Dr. Allison Chatrchyan, the new director of the Cornell Institute for Climate Change and Agriculture, will present thoughts on the impact of climate change and variable weather will have on Northern New York farming systems in the near and distant future.

Dr. Chatrchyan will present historical climate data and suggest how NNY farmers may integrate climate change into farm system planning for reduction of risk, and seize the production opportunities the changing climate may present.

More info.


Climate change’s heat – not cold – is the real killer

 Nicolas Ziebarth

Nicolas Ziebarth

Chill with impunity through this winter’s extreme cold – and brace for the next summer heat wave, when fiery temperatures and air pollution conspire to fill hospitals and morgues.

That’s the advice from a team of climate-change researchers who studied 170 million hospital admissions and 8 million deaths (season by season, day by day, for 10 years) in Germany before issuing a report with global implications.

“We show that extreme heat events have a highly significant and largely adverse impact on both hospitalizations and deaths, whereas extreme cold seems to have a negligible real-world impact on population health,” said Nicolas Ziebarth, assistant professor of policy analysis and management in Cornell’s College of Human Ecology.

Ziebarth published “The Short-term Population Health Effects of Weather and Pollution: Implications of Climate Change” (as a December 2013 IZA working paper) with Maike Schmitt, Darmstadt Technical University, and Martin Karlsson, University of Duisburg-Essen.
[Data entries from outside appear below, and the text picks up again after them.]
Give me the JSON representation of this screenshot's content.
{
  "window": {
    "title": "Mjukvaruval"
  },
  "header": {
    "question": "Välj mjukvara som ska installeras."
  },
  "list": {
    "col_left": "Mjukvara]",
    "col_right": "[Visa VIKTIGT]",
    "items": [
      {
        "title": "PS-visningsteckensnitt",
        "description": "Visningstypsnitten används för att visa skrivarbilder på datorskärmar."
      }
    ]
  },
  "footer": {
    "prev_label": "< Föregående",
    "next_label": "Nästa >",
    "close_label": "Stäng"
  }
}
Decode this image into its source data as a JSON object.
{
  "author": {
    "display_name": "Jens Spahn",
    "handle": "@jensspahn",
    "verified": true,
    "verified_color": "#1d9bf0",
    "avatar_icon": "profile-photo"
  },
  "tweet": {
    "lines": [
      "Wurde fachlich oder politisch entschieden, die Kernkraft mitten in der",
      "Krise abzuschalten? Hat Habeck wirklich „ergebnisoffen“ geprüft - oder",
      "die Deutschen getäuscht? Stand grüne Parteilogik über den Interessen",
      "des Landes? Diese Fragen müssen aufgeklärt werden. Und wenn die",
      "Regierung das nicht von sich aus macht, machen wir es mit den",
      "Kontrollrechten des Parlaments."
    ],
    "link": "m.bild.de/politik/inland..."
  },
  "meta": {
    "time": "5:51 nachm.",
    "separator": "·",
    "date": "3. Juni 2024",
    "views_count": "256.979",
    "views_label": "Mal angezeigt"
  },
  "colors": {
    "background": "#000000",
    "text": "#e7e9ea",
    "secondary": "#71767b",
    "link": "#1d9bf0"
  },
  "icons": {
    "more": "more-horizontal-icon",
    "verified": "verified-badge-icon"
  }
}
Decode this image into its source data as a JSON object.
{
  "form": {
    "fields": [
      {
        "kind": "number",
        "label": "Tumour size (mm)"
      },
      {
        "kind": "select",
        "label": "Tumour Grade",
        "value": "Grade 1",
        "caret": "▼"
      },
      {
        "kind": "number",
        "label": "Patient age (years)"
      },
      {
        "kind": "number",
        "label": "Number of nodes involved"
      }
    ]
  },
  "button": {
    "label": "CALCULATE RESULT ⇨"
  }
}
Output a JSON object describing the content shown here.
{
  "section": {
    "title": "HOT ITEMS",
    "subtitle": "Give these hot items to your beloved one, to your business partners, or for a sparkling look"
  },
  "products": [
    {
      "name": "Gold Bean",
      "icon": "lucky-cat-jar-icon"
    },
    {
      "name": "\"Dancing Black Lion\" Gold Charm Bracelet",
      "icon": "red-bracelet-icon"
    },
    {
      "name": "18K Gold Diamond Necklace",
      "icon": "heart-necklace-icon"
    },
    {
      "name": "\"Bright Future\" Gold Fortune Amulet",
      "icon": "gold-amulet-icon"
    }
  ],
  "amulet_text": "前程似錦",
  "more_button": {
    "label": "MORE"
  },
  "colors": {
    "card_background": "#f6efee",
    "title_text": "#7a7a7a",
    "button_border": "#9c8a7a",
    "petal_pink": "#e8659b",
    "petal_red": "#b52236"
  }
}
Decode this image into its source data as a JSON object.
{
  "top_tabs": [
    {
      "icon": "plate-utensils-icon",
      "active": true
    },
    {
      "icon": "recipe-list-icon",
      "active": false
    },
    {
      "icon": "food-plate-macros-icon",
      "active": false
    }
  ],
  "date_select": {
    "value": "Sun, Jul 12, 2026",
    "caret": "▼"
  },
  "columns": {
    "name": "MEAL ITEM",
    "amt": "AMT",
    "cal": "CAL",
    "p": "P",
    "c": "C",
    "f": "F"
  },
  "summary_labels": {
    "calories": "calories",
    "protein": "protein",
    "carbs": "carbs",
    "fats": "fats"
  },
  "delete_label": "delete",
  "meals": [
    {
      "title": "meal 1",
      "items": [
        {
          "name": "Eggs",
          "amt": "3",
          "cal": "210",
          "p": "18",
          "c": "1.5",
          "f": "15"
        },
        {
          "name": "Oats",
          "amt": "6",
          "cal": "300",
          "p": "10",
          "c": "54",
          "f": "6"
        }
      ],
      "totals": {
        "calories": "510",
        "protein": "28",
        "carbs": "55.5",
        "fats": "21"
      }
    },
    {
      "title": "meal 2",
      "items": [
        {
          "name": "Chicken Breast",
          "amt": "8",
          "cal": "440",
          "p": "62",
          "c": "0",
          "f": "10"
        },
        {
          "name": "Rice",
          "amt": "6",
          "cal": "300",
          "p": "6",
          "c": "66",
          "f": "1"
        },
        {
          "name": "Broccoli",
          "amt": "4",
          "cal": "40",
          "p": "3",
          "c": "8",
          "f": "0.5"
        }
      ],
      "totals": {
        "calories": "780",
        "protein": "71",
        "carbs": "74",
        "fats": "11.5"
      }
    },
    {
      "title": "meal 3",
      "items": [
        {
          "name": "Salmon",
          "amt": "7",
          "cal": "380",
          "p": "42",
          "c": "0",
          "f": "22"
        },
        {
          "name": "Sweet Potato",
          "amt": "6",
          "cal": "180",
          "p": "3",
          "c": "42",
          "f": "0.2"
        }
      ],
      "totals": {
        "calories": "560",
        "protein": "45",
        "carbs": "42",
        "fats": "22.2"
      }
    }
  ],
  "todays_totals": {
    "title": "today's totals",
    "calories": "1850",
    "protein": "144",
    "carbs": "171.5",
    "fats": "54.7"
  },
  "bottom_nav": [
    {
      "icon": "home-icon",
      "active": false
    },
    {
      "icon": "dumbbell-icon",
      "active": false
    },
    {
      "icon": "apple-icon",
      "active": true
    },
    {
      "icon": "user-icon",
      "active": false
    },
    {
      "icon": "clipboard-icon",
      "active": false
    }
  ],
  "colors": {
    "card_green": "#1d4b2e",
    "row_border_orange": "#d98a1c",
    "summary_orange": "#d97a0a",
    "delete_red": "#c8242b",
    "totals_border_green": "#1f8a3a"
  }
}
Ziebarth is also affiliated with the German Institute for Economic Research and the Institute for the Study of Labor (IZA).

Read the whole article. [Cornell Chronicle 2013-01-30]